=== Work to be completed ===
Go through the listing and count the lines with "this" in them; write only the number.

=== Source material ===
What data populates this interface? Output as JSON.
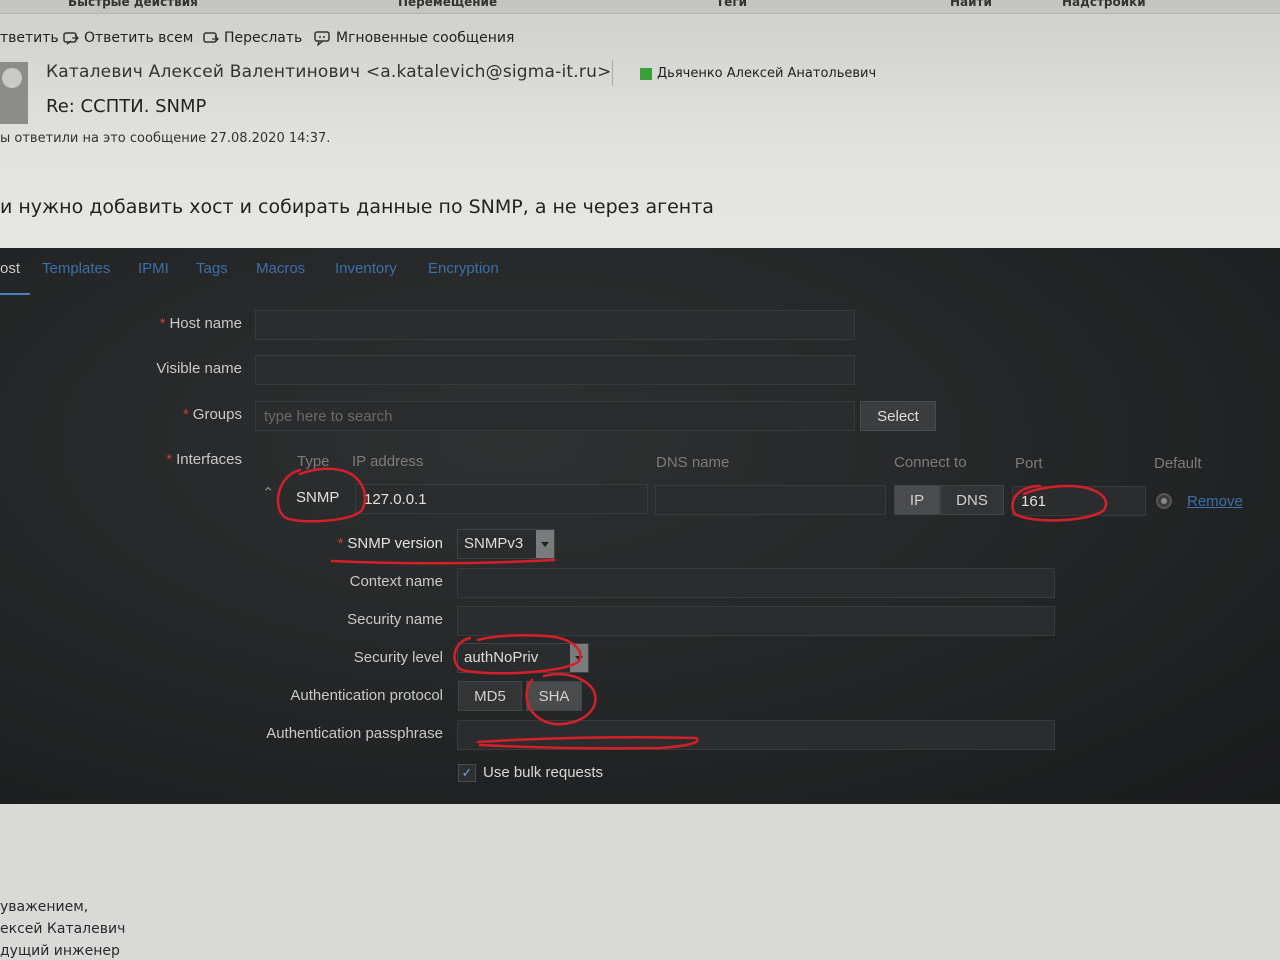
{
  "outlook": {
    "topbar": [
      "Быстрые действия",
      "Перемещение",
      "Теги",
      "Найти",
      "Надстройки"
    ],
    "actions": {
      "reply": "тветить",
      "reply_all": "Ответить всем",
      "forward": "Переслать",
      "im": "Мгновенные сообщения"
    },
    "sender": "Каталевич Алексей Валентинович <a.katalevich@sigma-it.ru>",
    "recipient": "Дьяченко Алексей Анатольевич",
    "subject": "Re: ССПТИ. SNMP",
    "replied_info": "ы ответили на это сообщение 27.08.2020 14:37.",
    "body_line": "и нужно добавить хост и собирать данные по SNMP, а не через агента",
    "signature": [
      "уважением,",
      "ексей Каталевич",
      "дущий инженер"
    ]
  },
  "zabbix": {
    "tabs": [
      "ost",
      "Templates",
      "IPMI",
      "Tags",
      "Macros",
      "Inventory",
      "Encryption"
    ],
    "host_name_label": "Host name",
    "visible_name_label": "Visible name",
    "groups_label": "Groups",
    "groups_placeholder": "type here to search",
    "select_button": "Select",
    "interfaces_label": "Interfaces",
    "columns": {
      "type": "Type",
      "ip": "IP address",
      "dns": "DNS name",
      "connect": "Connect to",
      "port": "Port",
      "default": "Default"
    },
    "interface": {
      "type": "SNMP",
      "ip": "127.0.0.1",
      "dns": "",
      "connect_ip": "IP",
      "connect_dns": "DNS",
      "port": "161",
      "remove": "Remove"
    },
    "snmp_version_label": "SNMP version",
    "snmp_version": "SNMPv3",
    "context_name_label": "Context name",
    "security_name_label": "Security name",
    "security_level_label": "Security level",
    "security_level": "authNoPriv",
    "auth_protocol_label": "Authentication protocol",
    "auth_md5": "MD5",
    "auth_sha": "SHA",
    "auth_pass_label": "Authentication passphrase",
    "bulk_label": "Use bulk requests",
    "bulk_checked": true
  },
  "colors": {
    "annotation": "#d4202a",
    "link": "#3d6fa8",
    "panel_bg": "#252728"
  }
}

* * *

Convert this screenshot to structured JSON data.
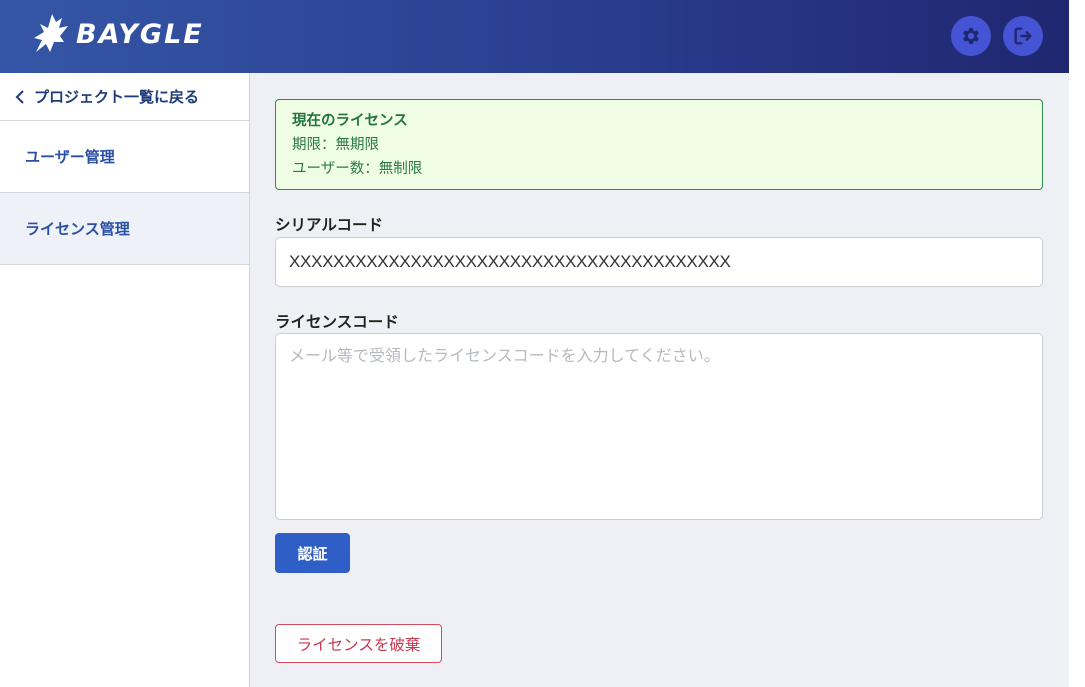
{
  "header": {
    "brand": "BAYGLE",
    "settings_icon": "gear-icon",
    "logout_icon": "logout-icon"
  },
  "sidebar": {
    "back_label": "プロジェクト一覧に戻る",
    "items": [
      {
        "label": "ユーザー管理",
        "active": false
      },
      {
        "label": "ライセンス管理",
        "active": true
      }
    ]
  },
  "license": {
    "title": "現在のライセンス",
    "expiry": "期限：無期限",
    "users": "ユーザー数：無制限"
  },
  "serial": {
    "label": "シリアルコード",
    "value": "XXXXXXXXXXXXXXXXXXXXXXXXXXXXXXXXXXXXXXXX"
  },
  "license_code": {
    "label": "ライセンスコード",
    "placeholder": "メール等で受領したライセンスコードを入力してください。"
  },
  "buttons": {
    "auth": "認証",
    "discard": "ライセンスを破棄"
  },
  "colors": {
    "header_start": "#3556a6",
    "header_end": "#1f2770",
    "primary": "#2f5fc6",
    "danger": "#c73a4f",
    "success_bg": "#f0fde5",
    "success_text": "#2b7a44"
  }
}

=== Task response ===
2